Celebrate with a makeover party for tweens!

When her daughter turns 12, Stephanie Legg-England decides that some pampering is in order.

It’s not easy to run a birthday party for children if you are shy, or if your mother and sisters live too far away to help, or if you want a personal kind of party where someone actually looks into the guests’ eyes and the kids aren’t just put on a conveyor belt where they can be frankfurted, pass-the-parcelled, and lolly-bagged.

For the past 10 years, I have experienced all of these difficulties – for all of 20 birthday parties. But this year, when it came to planning a party for my youngest child, I had a helper: her older sister who was able to think about parties from both a child’s point of view and an adult’s point of view – and she was ready to roll up her sleeves.
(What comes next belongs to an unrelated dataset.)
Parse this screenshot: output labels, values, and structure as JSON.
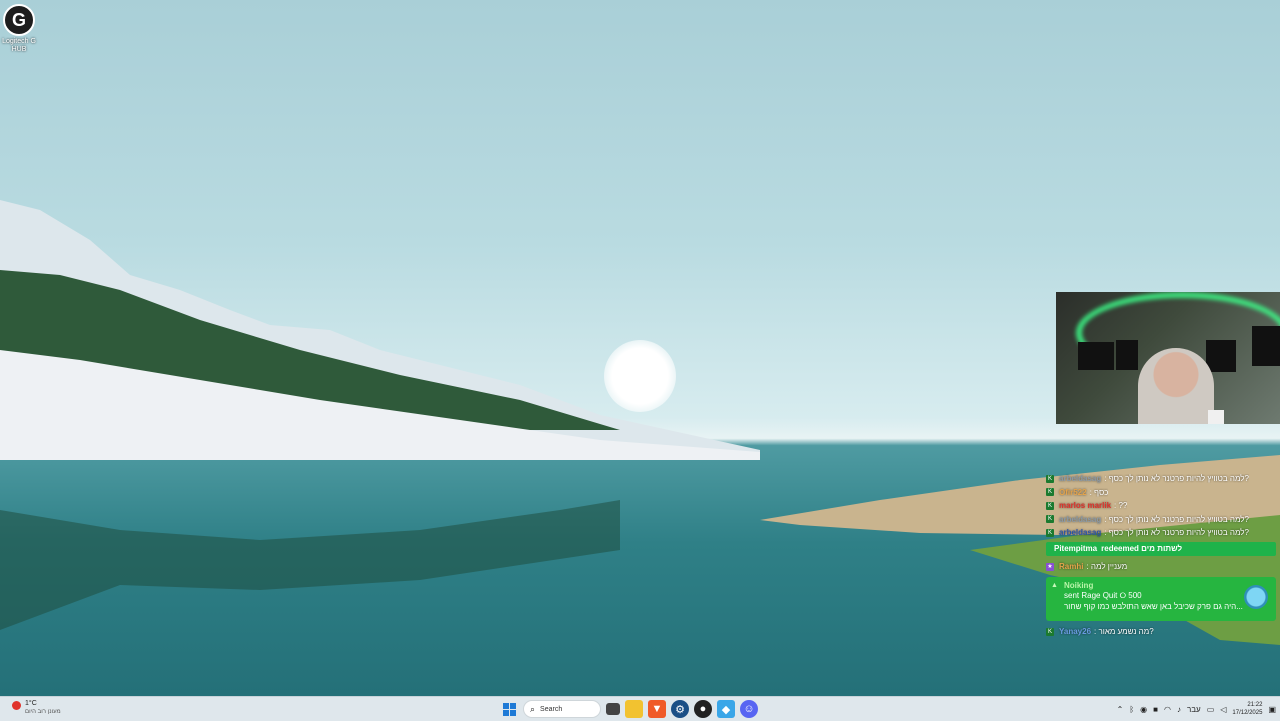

Between the two of us, and drawing inspiration from the terms ‘girls’ night’ and ‘nail polish’, we came up with a winning formula for my youngest daughter’s 12th birthday party: we would invite four of my daughter’s girlfriends and four of my adult girlfriends for a makeover party.

The essentials, we decided, were a stack of nail polish, a few wigs borrowed from a friend who had chemo last year, a couple of clothes racks dripping with the most interesting items from several ladies’ wardrobes (including, importantly, some ritzy jackets, sleek dresses, berets, gloves and sunglasses), and a corner of the lounge room draped in purple and navy rugs and sheets – the backdrop for a glamour photo shoot.

As people arrived at the party, we started with the unwrapping of presents, a few ‘before’ photos, and a delivery of pizza.

Then, it was time to wash hands and have a turn at the nail polish station. After that, each of the adults took a child under her wing and helped her to get dressed up.

I think my girlfriends enjoyed this as much as the younger guests. We added wigs (we wore bits of stockings on our heads to keep our own hair in place – along with any possible head lice), and it was time to recline on the purple and blue drapery, looking very glamorous indeed.

By the end of the second hour, the kids were tired of makeovers, and it was time for the birthday cake. Then, while the kids watched movies, my girlfriends and I gossiped over a cup of tea in the kitchen.

“You’re brave,” one mother had said to me early on, “having a party run for three hours instead of two.” And it’s true that I couldn’t feel my feet most of the time, my fingers trembled and I was on the verge of a migraine from start to finish. But the kids had a great time, and so did my girlfriends.

We sent them all home, young and old, with a little gift bag – emphatically not a lolly bag, but one of the smallest gift bags you can get from the bargain shop, holding a small number of wrapped chocolates, some mini toiletries and hair clips. My older daughter and I didn’t forget to make gift bags for ourselves, too, to give ourselves a pat on the back at the end of the evening. I was especially keen to give her a pat, as it was she who was our photographer and makeover consultant throughout.

Sometimes, you hit upon a formula that works. And I think we also tapped into a much bigger truth: that when you turn up at a party, it really is nice to get some individual attention and be made to feel special.

Illustrations by Shane McGowan